- _Assignment_: The expected answer is a copy of every line in the listing that has the word "percent".

- _Dataset records_:

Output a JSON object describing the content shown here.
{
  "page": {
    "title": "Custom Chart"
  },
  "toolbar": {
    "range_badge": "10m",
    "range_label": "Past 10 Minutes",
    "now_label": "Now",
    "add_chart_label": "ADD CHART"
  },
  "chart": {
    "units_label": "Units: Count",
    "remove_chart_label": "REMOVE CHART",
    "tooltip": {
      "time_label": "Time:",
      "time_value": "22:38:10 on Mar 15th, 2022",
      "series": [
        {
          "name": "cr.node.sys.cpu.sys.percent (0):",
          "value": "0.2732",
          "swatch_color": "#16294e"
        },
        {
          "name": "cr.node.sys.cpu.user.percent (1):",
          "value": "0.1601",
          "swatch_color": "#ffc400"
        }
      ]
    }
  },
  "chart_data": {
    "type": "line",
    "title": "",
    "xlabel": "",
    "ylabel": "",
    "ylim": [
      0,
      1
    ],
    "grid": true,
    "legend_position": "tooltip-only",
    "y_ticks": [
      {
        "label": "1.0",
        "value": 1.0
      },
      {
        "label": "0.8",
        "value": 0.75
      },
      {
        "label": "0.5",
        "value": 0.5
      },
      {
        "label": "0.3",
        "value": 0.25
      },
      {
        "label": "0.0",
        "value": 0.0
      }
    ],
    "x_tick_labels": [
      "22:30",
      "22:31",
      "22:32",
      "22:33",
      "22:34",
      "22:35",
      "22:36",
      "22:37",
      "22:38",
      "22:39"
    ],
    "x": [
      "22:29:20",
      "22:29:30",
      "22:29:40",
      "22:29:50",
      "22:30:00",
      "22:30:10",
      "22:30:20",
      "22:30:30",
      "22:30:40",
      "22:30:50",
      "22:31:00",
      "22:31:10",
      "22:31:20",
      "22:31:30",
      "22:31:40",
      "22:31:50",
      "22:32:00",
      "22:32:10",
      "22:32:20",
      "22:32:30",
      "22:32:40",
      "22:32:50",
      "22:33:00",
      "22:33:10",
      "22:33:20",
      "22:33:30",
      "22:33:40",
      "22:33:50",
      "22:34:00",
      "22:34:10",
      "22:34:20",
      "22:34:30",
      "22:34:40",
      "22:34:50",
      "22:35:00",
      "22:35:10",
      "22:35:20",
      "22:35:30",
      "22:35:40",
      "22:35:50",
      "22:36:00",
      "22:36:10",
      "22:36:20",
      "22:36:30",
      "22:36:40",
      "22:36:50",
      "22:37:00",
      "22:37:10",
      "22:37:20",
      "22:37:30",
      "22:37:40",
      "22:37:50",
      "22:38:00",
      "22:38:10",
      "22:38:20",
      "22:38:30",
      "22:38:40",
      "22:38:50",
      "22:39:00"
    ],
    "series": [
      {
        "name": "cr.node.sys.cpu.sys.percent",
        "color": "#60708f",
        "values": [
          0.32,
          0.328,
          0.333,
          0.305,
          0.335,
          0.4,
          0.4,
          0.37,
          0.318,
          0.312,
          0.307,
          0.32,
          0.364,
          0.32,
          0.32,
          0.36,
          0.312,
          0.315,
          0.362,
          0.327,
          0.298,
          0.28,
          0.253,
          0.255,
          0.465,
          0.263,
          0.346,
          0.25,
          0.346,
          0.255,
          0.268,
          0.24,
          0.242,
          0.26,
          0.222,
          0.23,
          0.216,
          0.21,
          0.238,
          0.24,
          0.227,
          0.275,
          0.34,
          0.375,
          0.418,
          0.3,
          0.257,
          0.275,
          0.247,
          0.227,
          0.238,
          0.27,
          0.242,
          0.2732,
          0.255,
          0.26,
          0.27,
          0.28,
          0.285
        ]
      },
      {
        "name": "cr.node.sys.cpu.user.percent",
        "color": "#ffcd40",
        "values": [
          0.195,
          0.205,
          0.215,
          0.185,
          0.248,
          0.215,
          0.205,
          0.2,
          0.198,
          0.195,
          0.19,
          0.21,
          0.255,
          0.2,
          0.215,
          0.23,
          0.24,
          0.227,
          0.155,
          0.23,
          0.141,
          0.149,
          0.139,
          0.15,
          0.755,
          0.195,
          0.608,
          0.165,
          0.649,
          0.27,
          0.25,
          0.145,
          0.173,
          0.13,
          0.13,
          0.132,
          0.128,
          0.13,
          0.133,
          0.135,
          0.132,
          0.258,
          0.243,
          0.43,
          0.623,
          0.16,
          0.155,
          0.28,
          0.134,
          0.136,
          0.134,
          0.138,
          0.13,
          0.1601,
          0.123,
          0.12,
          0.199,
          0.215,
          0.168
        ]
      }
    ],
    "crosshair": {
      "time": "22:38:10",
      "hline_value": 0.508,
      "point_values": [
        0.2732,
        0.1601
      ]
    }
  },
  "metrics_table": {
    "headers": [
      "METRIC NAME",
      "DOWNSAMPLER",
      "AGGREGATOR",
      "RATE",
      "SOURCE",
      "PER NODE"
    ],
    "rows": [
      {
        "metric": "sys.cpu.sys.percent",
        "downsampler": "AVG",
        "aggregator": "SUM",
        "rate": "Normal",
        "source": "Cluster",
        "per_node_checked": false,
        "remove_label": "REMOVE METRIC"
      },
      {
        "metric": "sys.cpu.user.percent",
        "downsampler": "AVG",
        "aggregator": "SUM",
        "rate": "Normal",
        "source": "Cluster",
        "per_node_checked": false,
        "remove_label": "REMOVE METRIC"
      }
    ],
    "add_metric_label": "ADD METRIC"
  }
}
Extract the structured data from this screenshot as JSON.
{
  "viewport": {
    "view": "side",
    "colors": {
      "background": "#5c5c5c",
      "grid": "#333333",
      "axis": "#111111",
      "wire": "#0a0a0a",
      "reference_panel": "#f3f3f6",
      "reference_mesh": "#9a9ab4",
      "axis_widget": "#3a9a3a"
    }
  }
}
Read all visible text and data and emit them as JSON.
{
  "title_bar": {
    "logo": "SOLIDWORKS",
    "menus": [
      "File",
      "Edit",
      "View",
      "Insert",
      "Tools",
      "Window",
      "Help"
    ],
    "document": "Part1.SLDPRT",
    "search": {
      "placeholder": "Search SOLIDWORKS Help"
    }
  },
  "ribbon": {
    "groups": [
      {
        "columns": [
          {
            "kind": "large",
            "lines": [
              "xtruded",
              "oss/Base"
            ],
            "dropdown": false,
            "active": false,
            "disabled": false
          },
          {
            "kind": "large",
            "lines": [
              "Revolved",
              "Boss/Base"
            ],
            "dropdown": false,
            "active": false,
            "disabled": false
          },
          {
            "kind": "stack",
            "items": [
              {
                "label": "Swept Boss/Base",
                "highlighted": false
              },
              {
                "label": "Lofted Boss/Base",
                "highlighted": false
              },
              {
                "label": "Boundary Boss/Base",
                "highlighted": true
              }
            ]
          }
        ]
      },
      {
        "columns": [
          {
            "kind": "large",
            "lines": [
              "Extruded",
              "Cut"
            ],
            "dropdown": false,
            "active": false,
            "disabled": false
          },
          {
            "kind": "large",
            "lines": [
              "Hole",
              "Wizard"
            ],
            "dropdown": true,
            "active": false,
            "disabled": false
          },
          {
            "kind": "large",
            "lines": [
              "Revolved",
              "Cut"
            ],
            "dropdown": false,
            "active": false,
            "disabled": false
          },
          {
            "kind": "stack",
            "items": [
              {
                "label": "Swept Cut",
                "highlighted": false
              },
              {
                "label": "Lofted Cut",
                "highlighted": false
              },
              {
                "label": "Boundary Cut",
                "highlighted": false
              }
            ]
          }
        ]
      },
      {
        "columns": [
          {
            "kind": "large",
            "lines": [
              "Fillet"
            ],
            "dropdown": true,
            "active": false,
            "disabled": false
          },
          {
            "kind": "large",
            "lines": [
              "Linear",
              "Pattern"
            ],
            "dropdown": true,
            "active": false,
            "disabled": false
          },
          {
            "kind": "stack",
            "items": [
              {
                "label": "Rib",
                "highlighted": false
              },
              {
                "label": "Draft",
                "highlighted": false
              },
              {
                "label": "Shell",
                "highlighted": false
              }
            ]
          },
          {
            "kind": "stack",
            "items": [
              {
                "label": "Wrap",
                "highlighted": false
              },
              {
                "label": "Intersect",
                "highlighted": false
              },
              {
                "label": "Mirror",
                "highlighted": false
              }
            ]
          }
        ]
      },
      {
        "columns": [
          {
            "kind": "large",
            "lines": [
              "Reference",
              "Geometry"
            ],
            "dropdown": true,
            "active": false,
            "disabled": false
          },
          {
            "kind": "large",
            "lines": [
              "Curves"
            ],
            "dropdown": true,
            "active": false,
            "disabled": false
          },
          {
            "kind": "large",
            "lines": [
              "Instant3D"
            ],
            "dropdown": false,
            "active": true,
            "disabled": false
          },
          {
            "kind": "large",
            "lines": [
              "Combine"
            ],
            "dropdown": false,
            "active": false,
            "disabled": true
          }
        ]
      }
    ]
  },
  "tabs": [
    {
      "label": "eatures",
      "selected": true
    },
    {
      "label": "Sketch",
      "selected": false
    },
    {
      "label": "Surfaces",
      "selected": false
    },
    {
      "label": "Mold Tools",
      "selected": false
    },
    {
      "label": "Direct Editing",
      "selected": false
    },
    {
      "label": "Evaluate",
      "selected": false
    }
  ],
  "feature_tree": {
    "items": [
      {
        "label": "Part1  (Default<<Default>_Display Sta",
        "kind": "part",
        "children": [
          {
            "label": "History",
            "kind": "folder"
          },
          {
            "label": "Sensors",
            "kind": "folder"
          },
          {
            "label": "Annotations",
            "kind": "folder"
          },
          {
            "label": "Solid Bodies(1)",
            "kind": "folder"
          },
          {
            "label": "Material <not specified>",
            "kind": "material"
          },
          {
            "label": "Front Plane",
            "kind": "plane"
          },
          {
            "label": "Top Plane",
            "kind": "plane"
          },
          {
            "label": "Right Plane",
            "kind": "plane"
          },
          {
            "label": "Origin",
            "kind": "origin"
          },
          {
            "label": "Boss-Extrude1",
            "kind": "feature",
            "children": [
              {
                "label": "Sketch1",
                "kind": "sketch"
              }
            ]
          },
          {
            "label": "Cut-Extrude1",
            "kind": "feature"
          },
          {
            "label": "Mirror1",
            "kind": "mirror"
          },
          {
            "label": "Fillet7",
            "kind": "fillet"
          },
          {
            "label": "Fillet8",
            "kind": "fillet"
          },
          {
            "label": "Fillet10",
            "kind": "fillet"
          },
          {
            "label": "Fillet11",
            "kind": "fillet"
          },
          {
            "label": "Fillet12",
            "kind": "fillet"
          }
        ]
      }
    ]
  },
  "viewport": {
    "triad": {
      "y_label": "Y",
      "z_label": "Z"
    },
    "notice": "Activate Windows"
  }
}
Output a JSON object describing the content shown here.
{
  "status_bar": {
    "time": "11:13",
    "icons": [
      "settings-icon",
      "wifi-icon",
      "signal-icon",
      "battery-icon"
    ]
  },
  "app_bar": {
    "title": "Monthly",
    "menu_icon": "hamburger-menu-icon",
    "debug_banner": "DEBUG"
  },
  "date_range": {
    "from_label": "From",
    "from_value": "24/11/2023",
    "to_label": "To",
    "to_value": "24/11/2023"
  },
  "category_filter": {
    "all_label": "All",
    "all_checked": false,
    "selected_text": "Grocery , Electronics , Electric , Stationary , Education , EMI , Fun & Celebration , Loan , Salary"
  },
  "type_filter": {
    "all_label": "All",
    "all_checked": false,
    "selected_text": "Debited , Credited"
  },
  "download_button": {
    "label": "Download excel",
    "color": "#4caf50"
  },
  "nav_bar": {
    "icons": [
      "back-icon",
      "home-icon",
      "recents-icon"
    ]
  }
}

- _Answer to the exercise_:
          "name": "cr.node.sys.cpu.sys.percent (0):",
          "name": "cr.node.sys.cpu.user.percent (1):",
        "name": "cr.node.sys.cpu.sys.percent",
        "name": "cr.node.sys.cpu.user.percent",
        "metric": "sys.cpu.sys.percent",
        "metric": "sys.cpu.user.percent",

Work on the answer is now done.